They met just after the July migration season, when her eggs hatched but the feeble chicks succumbed to the unpredictable cold that spread along the kingdom like a plague. For two months she resigned to fate in a nest whose grass was soaked in her own urine. She lived with the depression and came out only in the early evenings when all the birds had gone to sleep. His voice, like smells of damp earth and wet leaves -the first signs of life since the death of her babies- sneaked through louvers into her nest. He stood on canopies and recited his coded verses to the night. On closer examination she realized that he stood there cursing at the moon because it refused to come out during the day and demand that the sun not shine so bright. Was he crazy? It didn’t matter, his music consoled her, healed her. Gradually she began to pity his loneliness, secretly leaving food baskets for him to find. He ate the food as she watched, glad that he enjoyed her cooking. Gombolela left ribbons for her hoping that one day she would be enticed by their glitter and come out of her hiding. Every time he came back the ribbons were gone and the air bereft of any traces of a bird that he could use to track her. He became convinced that it was a spirit god playing tricks on him.
He never caught the spirit until one day when he had gone to sell roses at the spa he saw D the Bird in the ribbons. Later that night, without the rigorous and cumbersome mating dance ritual, their affair began. Then Oglive who had been eyeing her for some time made a formal engagement. It was then that the two male birds had to enact this dance to win D the Bird.
The quiet settles in like death on a Sunday afternoon. All the attending birds are silent. Earthworms can be heard as they coil their bristles deeper into the soil. Impressed by his own maneuvers, Oglive finds a high point on the canopy and sits to watch, a disapproving grin on his face. The wind, itself curious of what Gombolela has up his sleeves, abandons its course, allowing the leaves to lie still in the moribund air. This is where fate has brought them.

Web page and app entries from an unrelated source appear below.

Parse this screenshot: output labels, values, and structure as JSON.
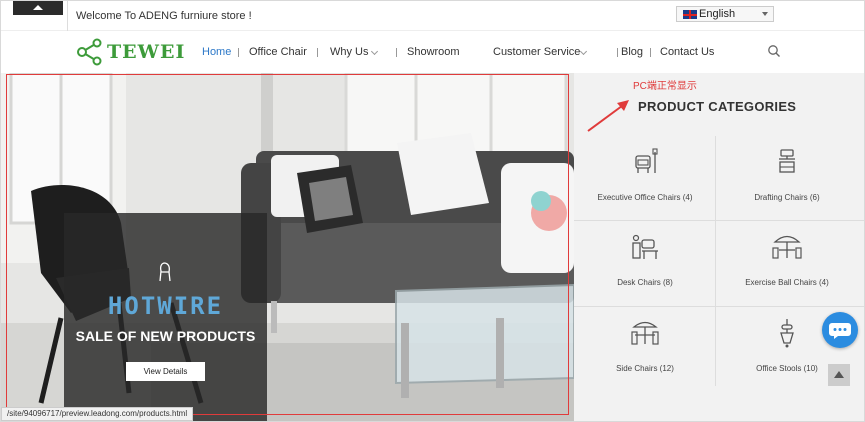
{
  "topbar": {
    "welcome_text": "Welcome To ADENG furniure store !",
    "language": "English"
  },
  "brand": {
    "name": "TEWEI",
    "color": "#3d9b3a"
  },
  "nav": {
    "items": [
      {
        "label": "Home",
        "active": true
      },
      {
        "label": "Office Chair"
      },
      {
        "label": "Why Us",
        "dropdown": true
      },
      {
        "label": "Showroom"
      },
      {
        "label": "Customer Service",
        "dropdown": true
      },
      {
        "label": "Blog"
      },
      {
        "label": "Contact Us"
      }
    ],
    "active_color": "#2c78c8"
  },
  "hero": {
    "promo_title": "HOTWIRE",
    "promo_subtitle": "SALE OF NEW PRODUCTS",
    "button_label": "View Details",
    "status_url": "/site/94096717/preview.leadong.com/products.html"
  },
  "annotation": {
    "text": "PC端正常显示",
    "color": "#e03b3b"
  },
  "categories": {
    "title": "PRODUCT CATEGORIES",
    "items": [
      {
        "label": "Executive Office Chairs (4)",
        "icon": "executive-chair-icon"
      },
      {
        "label": "Drafting Chairs (6)",
        "icon": "drafting-chair-icon"
      },
      {
        "label": "Desk Chairs (8)",
        "icon": "desk-chair-icon"
      },
      {
        "label": "Exercise Ball Chairs (4)",
        "icon": "umbrella-table-icon"
      },
      {
        "label": "Side Chairs (12)",
        "icon": "patio-table-icon"
      },
      {
        "label": "Office Stools (10)",
        "icon": "stool-icon"
      }
    ]
  }
}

Gombolela steps on the Marlborro buts he has been smoking and stretches his wings, the ends pointing to the sky as if praying to the gods. The black on them shines so shyly in the equatorial sun betraying the films of dust that have settled on them. It dawns on him that he should have taken a bath before coming here. He is too weak to maintain the position. He lets out a long fart. The wings recoil, enclosing his body into an ugly bud. Damn it! He curses, maybe reading Thoreou was not such a good idea for a bird. The forest laughs at his rusty manners, wondering why he even considered challenging Oglive. He has just lost a chance to settle down with a most suitable mate.
Oglive moves closer to D the Bird, holds her between his wings as he leads her to his old pickup track, license plate KEJ 127N. Gombolela knows she will be back at their love nest. What’s a bird without poetry?